Reports on rumors that Samsung Electronics is considering
spinning off its LCD manufacturing division are starting to be
published, and DisplaySearch discussed the possible impacts of
There is speculation that such a spin-off could be the first
step of a restructuring of Samsung?s display business, with
the end goal, a new Samsung Display company consisting of
Samsung Mobile Display (SMD, an independent company that is
the leading manufacturer of AMOLED displays) and Samsung LCD.
This new company could be the biggest display company covering
the key flat panel technologies from small to large sizes.
Samsung Electronics is considering how to make the transition
from LCD to AMOLED in the most efficient way possible, by
holding on to its leading position in each technology while
minimizing losses through manufacturing and procurement, as
well as business synergies, including support of Samsung's
wide array of branded products (TVs, monitors, notebook and
tablet PCs, smartphones) and external sales. What is new is
that the timeline seems to be moving up, and the restructuring
could take place as soon as the middle of 2012.
"However, it is surprising to consider that Samsung might not
merge the OLED business into its LCD business, but rather spin
off its LCD business and then merge it with the OLED business.
This is a subtle but important difference, reflecting a
significant change in Samsung's flat panel strategy, putting
LCD and OLED in an equal position," said David Hsieh Vice
President, Greater China Market at Display Research.
DisplaySearch's research finds that Samsung's LCD division is
the biggest LCD panel maker in terms of revenues, and is a key
supplier for all applications, not only for its own products,
but also to many other brands, including Apple's iPad, Lenovo
and HP's PCs, and many TV makers. A stand-alone Samsung LCD
will mean a change in its sales and component sourcing
strategies, because it?s strategy would need to be focused on
profitability, rather than supporting the broader Samsung
Electronics strategy, so it should maximize its customer base.
In this sense, the new company is likely to care more for
non-Samsung customers, and act as an independent and neutral
LCD and AMOLED supplier. The new company would continue to be
an important supplier of the LCDs and OLEDs needed by the
Samsung group, but it will have to live on its own financials,
which will have an impact on market prices for panels.
Also according to the company's research, Samsung's TV
business sources over half of its LCD TV panels internally
(57% in 2011, and plans call for 53% in 2012). Samsung also

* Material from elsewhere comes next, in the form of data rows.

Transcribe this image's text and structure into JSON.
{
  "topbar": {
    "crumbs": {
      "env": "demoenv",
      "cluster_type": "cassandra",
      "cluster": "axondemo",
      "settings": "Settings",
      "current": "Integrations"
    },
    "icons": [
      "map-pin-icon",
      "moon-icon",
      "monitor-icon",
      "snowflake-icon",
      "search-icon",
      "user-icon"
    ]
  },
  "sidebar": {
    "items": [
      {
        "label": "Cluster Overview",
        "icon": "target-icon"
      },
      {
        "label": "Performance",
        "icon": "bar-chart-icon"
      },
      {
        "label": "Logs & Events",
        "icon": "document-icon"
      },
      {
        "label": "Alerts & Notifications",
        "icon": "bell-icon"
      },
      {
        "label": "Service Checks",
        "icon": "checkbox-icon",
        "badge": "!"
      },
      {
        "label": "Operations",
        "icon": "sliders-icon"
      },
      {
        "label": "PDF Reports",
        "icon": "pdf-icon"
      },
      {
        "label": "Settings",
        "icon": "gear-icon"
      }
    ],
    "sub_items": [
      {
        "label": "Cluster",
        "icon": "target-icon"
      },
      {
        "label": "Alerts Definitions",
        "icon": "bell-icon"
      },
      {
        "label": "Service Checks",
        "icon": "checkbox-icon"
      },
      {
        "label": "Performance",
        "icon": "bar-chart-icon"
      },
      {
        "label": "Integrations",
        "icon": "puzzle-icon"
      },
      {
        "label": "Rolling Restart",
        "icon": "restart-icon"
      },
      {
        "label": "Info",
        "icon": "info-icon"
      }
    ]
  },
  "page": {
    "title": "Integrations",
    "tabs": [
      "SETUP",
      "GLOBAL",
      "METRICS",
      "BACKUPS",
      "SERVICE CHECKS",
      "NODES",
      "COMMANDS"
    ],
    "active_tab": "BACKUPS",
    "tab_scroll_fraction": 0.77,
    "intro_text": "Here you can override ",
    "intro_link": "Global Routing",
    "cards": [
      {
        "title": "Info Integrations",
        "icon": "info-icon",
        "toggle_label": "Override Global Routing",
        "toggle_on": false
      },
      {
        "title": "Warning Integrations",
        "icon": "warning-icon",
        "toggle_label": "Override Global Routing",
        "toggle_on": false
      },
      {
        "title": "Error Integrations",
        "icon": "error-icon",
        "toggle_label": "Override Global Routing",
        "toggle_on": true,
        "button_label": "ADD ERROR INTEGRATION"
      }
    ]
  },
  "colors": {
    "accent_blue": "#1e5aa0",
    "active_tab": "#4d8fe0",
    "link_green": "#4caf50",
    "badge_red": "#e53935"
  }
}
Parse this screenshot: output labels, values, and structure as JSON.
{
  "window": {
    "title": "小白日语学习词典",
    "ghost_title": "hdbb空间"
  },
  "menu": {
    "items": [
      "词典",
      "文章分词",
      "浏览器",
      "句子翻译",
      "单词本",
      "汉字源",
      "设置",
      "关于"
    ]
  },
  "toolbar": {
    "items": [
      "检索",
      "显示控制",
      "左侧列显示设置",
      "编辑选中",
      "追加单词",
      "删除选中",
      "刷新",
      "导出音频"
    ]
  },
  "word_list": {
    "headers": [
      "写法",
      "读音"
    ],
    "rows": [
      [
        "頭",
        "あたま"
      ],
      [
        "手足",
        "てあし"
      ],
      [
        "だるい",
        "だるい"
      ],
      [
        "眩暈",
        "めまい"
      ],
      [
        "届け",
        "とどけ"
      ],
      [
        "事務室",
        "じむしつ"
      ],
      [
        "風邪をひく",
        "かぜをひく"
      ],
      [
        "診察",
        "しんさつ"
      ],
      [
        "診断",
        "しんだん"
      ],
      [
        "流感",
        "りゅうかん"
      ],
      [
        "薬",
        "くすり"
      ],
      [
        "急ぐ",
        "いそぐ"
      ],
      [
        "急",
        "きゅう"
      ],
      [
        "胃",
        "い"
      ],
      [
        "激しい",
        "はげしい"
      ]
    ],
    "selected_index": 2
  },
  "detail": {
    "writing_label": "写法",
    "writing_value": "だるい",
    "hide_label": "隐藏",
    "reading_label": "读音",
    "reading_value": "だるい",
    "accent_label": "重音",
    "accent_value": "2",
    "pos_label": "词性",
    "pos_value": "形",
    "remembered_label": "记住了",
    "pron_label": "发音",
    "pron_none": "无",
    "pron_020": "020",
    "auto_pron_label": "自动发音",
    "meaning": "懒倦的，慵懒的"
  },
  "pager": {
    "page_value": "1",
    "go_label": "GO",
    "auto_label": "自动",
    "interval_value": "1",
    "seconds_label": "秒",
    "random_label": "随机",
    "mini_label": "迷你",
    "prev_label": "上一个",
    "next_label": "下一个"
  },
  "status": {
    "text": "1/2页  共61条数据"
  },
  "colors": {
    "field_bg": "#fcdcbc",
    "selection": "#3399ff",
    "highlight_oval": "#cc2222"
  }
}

purchases millions of panels internally for its notebooks,
monitors, and tablet PCs. Samsung's TV manufacturing has been
increasing its vertical integration, purchasing more LCD
cells/open cells instead of LCD modules. If the LCD business
is spun off, it could be easier for Samsung to shift panel
purchasing toward competitors in Taiwan, Japan or even China.
In the past, Taiwanese panel makers often had lower
utilization rates than Samsung, because Samsung tended to
prioritize its own LCD production during times of oversupply.
The spin-off may change this dynamic.
Another aspect of Samsung's vertical integration has been in
supporting component, materials, and equipment suppliers. As
an independent, the new company will likely put great pressure
on its suppliers in order to drive down its costs. This could
involve purchasing from non-Samsung suppliers, especially in
semiconductor parts, mechanicals, chemicals, optical films and
possibly even glass substrates.
If Samsung spins off its LCD business and merges it with SMD,
the new company could utilize resources from LCD - including
revenues, cash flows, fabs and engineering - to move toward
large size AMOLED production. "This would be an indication
that the future display direction of the Samsung group is
AMOLED rather than LCD. For Samsung Electronics, spinning off
its LCD business would likely improve its financial metrics,
because the LCD division has been losing money due to ongoing
large capital expenditures and falling panel prices. The flip
side of this is that ? in order to fund investments needed for
AMOLED - the new company will need new funding sources,
including a public listing, since it will be an independent
company without the financial support of Samsung Electronics,"
The LCD market has been in oversupply since Q2'10, and panel
makers have suffered losses during that time. At the same
time, AMOLED has matured and gained market acceptance. Panel
makers are changing their strategies in order to reverse their
losses, and with the most substantial resources in AMOLED, the
Samsung group is moving fast to make big changes. A spin-off
of the LCD division will not be the end, but rather the
beginning of another big transition in the display industry.